Task requirements -> State how many lines in the following entries hold the word "مجلس". The reply is that number only.
++++++++++
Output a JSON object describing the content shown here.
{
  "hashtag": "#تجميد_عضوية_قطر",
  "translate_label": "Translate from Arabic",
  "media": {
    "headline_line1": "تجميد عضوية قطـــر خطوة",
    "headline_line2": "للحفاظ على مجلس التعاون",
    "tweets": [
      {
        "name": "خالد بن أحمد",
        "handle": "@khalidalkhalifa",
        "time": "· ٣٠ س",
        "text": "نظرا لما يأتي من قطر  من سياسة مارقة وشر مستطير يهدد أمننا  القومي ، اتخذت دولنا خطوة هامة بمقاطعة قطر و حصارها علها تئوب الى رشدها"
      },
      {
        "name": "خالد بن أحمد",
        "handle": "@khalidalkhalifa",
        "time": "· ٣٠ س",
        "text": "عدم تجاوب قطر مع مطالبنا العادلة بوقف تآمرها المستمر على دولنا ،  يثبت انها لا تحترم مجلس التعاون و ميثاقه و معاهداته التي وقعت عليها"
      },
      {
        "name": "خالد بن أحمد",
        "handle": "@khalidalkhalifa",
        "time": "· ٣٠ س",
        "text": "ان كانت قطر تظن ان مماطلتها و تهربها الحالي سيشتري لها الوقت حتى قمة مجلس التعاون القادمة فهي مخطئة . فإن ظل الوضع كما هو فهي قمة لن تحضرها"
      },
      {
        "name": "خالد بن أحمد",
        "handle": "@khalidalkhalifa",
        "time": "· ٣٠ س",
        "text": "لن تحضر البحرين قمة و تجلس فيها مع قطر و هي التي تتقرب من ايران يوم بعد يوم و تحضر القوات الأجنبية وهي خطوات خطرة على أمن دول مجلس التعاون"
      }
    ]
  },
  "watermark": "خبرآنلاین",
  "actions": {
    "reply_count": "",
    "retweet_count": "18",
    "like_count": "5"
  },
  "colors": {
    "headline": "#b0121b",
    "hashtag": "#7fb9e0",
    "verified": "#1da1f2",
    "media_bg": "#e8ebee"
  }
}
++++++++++
Expected answer -> 4